The Biden administration is weighing how to treat urgent care clinics as part of broad regulations banning surprise, out-of-network medical bills. At the heart of the matter: What counts as an emergency?
Doctors in Washington state used human body bags filled with ice and water to rapidly cool the sickest patients affected by record heat last month.
Only severely injured patients are supposed to be billed for “trauma team alert” fees that can exceed $50,000.
Two intractable failings of the U.S. health care system — addiction treatment and medical costs — come to a head in the ER, where patients desperate for addiction treatment arrive, only to find the facility may not be equipped to deal with substance use or, if they are, treatment is prohibitively expensive.
Experts say rural communities must find new models to keep emergency services afloat as more 911 calls go unanswered.
Veteran health journalist Marshall Allen has been exposing health care grifters for years. Now he’s written a book about how to fight them. Host Dan Weissmann spoke with Allen about some of the best tips from “Never Pay the First Bill: And Other Ways to Fight the Health Care System and Win.”

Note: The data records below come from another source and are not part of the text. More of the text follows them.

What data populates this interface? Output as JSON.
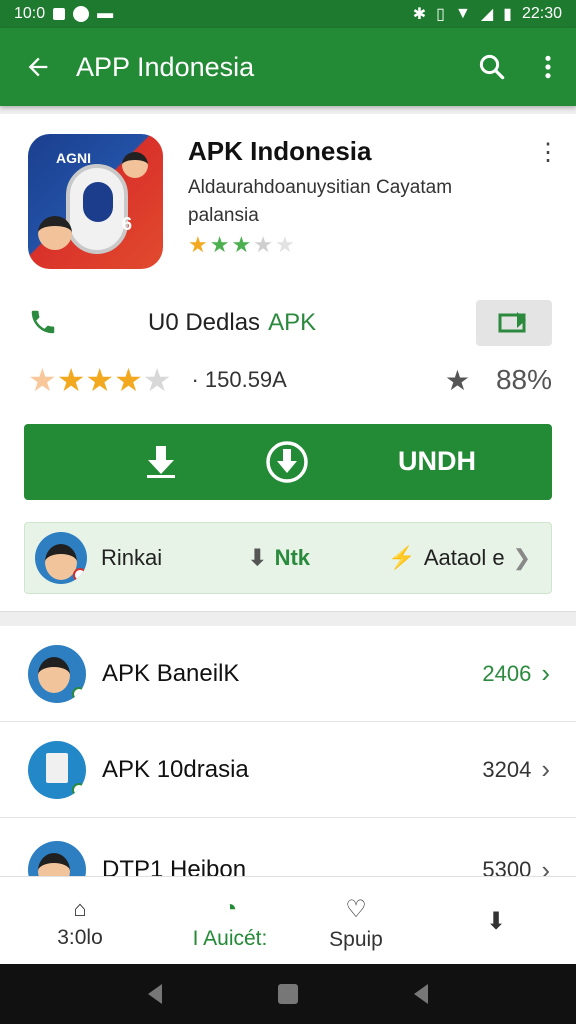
{
  "status_bar": {
    "time_left": "10:0",
    "time_right": "22:30"
  },
  "appbar": {
    "title": "APP Indonesia"
  },
  "app": {
    "name": "APK Indonesia",
    "description": "Aldaurahdoanuysitian Cayatam palansia",
    "icon_label": "AGNI",
    "icon_letter": "6",
    "stars": [
      "★",
      "★",
      "★",
      "★",
      "★"
    ]
  },
  "download_row": {
    "label": "U0 Dedlas",
    "apk": "APK"
  },
  "rating_row": {
    "count": "· 150.59A",
    "right_value": "88%"
  },
  "install": {
    "label": "UNDH"
  },
  "info_row": {
    "name": "Rinkai",
    "mid": "Ntk",
    "right": "Aataol e"
  },
  "list": [
    {
      "name": "APK BaneilK",
      "value": "2406",
      "value_color": "#2b8a3e"
    },
    {
      "name": "APK 10drasia",
      "name_prefix_color": "#c62828",
      "value": "3204"
    },
    {
      "name": "DTP1 Heibon",
      "value": "5300"
    }
  ],
  "bottom_nav": [
    {
      "label": "3:0lo"
    },
    {
      "label": "I Auicét:"
    },
    {
      "label": "Spuip"
    },
    {
      "label": ""
    }
  ],
  "colors": {
    "primary": "#238a36",
    "primary_dark": "#1e7a2e",
    "star": "#f2a91f",
    "star_green": "#4caf50"
  }
}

A college student never got an answer for what caused her intense pain, but she did get a bill that totaled $18,736 for an ER visit. She and her mom, a nurse practitioner, fought to understand all the charges.
What’s known as emergency room boarding of psychiatric patients has risen between 200% and 400% monthly in Massachusetts during the pandemic — and the problem is widespread. The CDC says emergency room visits after suicide attempts among teen girls were up 51% earlier this year as compared with 2019.
HCA charges patients an “activation fee” of up to $50,000 for trauma teams at centers located in half its 179 hospitals — and they often don’t need trauma care, an analysis of insurance claims data shows.
The state, concerned about the high cost of care at these stand-alone facilities, is offering hospitals more Medicaid money if they convert them to other uses, such as primary care or mental health centers.